I had to look it up in the dictionary, but it means “an area where special environmental circumstances have enabled a species or a community of species to survive after extinction in surrounding areas”.
But in the aquarium world they use the term to describe a special area of the fish tank that has been set-up as a refuge from predation, which I think describes the overall situation at Secret Bay much better.
Gilimanuk Bay is quite large and measures roughly 3km long by about 1km wide, but it’s very shallow and has an average depth of around 5m.
The nearby Bali Strait on the other hand, is 3km wide & around 60m deep, with the rich waters of the Indonesian Throughflow roaring through at currents that reach up to 7 knots.
The entrance to Gilimanuk Bay is just over 600m wide, but the shallow reef on the northern side means that a third of that is taken up by the 8-10m deep channel that directs the flow of water from the Bali Strait into the bay.
It is this water, rich with plankton & other nutrients, that feeds & nourishes the inhabitants of Secret Bay.

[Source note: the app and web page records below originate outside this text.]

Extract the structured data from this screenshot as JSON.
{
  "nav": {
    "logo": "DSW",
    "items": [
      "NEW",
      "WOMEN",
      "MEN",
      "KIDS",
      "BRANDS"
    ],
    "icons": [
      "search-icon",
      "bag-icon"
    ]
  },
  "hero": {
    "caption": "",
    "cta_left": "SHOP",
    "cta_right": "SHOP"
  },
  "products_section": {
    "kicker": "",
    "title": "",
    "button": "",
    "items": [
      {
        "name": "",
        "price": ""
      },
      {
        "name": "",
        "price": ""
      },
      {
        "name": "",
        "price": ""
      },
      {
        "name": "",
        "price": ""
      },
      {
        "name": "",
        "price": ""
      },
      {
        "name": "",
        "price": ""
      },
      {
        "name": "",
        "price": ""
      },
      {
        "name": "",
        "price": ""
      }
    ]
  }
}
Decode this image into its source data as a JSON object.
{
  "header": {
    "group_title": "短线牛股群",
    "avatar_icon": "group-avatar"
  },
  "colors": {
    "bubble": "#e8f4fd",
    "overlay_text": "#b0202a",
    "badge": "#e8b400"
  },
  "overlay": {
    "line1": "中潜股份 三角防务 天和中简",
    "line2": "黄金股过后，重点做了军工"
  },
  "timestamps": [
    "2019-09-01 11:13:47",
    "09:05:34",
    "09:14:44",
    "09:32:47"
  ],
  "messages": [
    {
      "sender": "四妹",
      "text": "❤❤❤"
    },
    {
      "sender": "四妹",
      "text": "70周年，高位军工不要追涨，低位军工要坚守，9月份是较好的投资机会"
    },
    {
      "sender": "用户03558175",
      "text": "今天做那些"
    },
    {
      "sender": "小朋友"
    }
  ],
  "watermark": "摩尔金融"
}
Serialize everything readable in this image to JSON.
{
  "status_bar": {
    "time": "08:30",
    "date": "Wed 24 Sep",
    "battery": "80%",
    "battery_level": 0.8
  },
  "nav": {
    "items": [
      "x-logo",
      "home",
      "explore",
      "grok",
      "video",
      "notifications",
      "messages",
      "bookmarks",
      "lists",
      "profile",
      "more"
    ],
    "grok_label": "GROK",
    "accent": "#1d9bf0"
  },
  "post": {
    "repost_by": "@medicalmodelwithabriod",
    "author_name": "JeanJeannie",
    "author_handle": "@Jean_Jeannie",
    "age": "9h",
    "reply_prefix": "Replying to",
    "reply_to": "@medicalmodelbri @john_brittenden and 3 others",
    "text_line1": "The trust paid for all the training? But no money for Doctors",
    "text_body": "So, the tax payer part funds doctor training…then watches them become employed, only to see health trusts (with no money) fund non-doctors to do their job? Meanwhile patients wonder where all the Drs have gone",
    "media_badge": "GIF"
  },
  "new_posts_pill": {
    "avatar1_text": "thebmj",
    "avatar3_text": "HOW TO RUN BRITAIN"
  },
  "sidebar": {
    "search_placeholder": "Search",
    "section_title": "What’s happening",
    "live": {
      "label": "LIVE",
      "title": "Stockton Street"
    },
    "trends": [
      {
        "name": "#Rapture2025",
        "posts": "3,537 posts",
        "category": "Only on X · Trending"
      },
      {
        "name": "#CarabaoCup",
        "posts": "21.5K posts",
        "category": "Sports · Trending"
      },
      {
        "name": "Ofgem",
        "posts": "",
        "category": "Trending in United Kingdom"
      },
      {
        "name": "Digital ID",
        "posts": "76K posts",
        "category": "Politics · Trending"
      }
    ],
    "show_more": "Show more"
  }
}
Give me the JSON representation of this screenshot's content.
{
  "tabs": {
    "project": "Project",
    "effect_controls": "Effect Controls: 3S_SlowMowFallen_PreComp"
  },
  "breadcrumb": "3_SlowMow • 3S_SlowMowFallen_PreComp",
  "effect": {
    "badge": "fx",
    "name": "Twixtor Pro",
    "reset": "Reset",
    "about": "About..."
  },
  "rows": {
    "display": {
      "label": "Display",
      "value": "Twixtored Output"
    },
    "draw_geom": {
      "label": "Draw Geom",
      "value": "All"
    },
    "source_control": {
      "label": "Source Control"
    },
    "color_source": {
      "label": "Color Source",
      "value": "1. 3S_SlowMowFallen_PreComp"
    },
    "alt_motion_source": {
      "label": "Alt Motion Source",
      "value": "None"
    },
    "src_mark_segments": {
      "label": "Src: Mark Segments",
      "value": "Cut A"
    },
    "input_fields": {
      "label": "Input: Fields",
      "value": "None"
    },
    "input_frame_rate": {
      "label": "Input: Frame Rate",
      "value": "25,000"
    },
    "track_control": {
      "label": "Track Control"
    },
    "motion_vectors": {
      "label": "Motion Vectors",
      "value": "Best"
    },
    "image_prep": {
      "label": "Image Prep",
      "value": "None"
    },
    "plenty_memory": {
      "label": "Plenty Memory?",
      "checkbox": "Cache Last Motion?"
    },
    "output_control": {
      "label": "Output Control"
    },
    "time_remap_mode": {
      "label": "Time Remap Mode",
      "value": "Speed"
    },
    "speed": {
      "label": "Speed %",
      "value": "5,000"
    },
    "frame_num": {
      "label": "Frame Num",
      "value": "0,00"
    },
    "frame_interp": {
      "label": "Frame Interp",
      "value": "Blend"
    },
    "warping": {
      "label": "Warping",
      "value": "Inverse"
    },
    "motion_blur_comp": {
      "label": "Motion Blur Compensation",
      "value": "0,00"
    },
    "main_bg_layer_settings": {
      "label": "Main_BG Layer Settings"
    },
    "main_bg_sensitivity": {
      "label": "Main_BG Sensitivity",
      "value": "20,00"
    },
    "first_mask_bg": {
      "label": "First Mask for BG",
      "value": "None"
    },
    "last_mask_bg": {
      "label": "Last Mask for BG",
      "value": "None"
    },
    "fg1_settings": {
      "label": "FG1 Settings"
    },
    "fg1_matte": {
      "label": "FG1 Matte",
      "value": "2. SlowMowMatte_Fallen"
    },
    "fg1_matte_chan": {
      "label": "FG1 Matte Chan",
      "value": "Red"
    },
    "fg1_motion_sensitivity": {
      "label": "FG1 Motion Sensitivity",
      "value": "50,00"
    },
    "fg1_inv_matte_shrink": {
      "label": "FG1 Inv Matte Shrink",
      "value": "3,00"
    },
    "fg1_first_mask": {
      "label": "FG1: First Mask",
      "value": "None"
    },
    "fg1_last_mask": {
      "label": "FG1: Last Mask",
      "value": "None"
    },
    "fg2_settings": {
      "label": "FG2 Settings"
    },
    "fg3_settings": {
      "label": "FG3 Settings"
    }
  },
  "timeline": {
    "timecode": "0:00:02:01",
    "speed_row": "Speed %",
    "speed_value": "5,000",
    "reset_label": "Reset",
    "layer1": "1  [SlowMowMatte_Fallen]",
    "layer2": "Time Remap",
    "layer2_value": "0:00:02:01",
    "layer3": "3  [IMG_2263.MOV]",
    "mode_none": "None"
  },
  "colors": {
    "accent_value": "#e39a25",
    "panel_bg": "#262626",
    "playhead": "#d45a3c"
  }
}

There is much to see underwater, but it’s very much a muck diving & critter site – so bring your macro lenses!
Secret Bay Underwater Image Gallery
Diving Bali: The Bobbit Worm & Secret Bay
Secret Bay is, in my experience, one of the best places in Bali to see the rather mysterious and hard to find Bobbit Worm.
The Bobbit Worms are to be found in the sea grass at the western end of the bay, about a 100m or so from the changing area entry point and in 3-4m of water.
The local guides look for tell-tale depressions in the sand in that area, which indicates a possible Bobbit Worm location, and then use a tried & tested method of enticing the worms from their home deep in the sand. Grilled fish kebabs are the weapon of choice and are held just above the sand at the depression to tempt the worms out, striking at lightning fast speed when they do. Then by carefully wafting the stick back & to the guides tempt the worm further out into the open so they can be photographed in all their glory!
Secret Bay Bobbit Worm Image Gallery
Diving Bali: Diving Secret Bay
Secret Bay is very much a muck dive, so if blue water and coral reefs are your thing – just don’t bother. But if you like the weird & wonderful critters that muck diving offers, then it’s well worth the journey. The cool waters from the Bali Strait mean that you will definitely need a wetsuit and I personally use a 5mm suit as the shallow depth means that extended bottom times apply and it’s easy to get cold.
Diving Secret Bay is very easy as it’s a shallow shore dive with no significant dangers apart from watching what you kneel on. If you are only doing a couple of dives at Secret Bay a dive guide is definitely recommended as they will be able to show you the best areas to dive and also where the critters are.
Diving Bali: When to Dive Secret Bay
Being such a sheltered location the main variable regarding when to dive Secret Bay is the state of the tide and a rising tide will provide the best visibility. But the site can still be dived at low tide, it just means the depth will be less and the viz will not be the best.
Back To: Scuba Diving in Bali